Task item: Write the records out again. Match them exactly.

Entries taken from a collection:
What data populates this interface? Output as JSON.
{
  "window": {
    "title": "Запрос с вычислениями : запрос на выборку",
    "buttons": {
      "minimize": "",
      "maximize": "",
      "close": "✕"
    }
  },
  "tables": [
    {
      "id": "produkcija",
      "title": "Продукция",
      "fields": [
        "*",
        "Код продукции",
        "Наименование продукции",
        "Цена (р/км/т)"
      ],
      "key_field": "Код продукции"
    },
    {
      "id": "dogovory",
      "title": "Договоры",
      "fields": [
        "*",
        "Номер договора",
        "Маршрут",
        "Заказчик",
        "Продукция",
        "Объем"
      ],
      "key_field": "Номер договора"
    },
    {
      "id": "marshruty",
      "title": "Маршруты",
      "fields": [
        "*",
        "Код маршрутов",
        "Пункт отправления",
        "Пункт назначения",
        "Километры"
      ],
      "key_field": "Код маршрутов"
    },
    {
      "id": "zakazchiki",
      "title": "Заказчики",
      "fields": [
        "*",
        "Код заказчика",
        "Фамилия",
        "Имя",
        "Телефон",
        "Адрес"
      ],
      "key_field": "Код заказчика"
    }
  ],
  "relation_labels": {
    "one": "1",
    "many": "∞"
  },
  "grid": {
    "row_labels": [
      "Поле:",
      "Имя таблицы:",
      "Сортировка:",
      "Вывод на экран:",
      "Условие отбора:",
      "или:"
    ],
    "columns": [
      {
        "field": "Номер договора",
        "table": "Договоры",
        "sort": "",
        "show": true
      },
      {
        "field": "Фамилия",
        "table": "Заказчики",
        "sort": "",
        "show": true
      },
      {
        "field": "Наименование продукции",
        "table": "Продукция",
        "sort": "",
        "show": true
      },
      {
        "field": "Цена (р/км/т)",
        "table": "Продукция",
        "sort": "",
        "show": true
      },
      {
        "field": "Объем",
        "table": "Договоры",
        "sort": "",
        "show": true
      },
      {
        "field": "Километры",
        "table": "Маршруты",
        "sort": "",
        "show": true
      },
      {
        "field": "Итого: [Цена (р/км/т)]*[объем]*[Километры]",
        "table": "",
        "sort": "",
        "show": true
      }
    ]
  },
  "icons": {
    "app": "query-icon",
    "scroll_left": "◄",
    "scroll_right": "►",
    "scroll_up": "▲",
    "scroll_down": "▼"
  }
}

Written response:
What data populates this interface? Output as JSON.
{
  "window": {
    "title": "Запрос с вычислениями : запрос на выборку",
    "buttons": {
      "minimize": "",
      "maximize": "",
      "close": "✕"
    }
  },
  "tables": [
    {
      "id": "produkcija",
      "title": "Продукция",
      "fields": [
        "*",
        "Код продукции",
        "Наименование продукции",
        "Цена (р/км/т)"
      ],
      "key_field": "Код продукции"
    },
    {
      "id": "dogovory",
      "title": "Договоры",
      "fields": [
        "*",
        "Номер договора",
        "Маршрут",
        "Заказчик",
        "Продукция",
        "Объем"
      ],
      "key_field": "Номер договора"
    },
    {
      "id": "marshruty",
      "title": "Маршруты",
      "fields": [
        "*",
        "Код маршрутов",
        "Пункт отправления",
        "Пункт назначения",
        "Километры"
      ],
      "key_field": "Код маршрутов"
    },
    {
      "id": "zakazchiki",
      "title": "Заказчики",
      "fields": [
        "*",
        "Код заказчика",
        "Фамилия",
        "Имя",
        "Телефон",
        "Адрес"
      ],
      "key_field": "Код заказчика"
    }
  ],
  "relation_labels": {
    "one": "1",
    "many": "∞"
  },
  "grid": {
    "row_labels": [
      "Поле:",
      "Имя таблицы:",
      "Сортировка:",
      "Вывод на экран:",
      "Условие отбора:",
      "или:"
    ],
    "columns": [
      {
        "field": "Номер договора",
        "table": "Договоры",
        "sort": "",
        "show": true
      },
      {
        "field": "Фамилия",
        "table": "Заказчики",
        "sort": "",
        "show": true
      },
      {
        "field": "Наименование продукции",
        "table": "Продукция",
        "sort": "",
        "show": true
      },
      {
        "field": "Цена (р/км/т)",
        "table": "Продукция",
        "sort": "",
        "show": true
      },
      {
        "field": "Объем",
        "table": "Договоры",
        "sort": "",
        "show": true
      },
      {
        "field": "Километры",
        "table": "Маршруты",
        "sort": "",
        "show": true
      },
      {
        "field": "Итого: [Цена (р/км/т)]*[объем]*[Километры]",
        "table": "",
        "sort": "",
        "show": true
      }
    ]
  },
  "icons": {
    "app": "query-icon",
    "scroll_left": "◄",
    "scroll_right": "►",
    "scroll_up": "▲",
    "scroll_down": "▼"
  }
}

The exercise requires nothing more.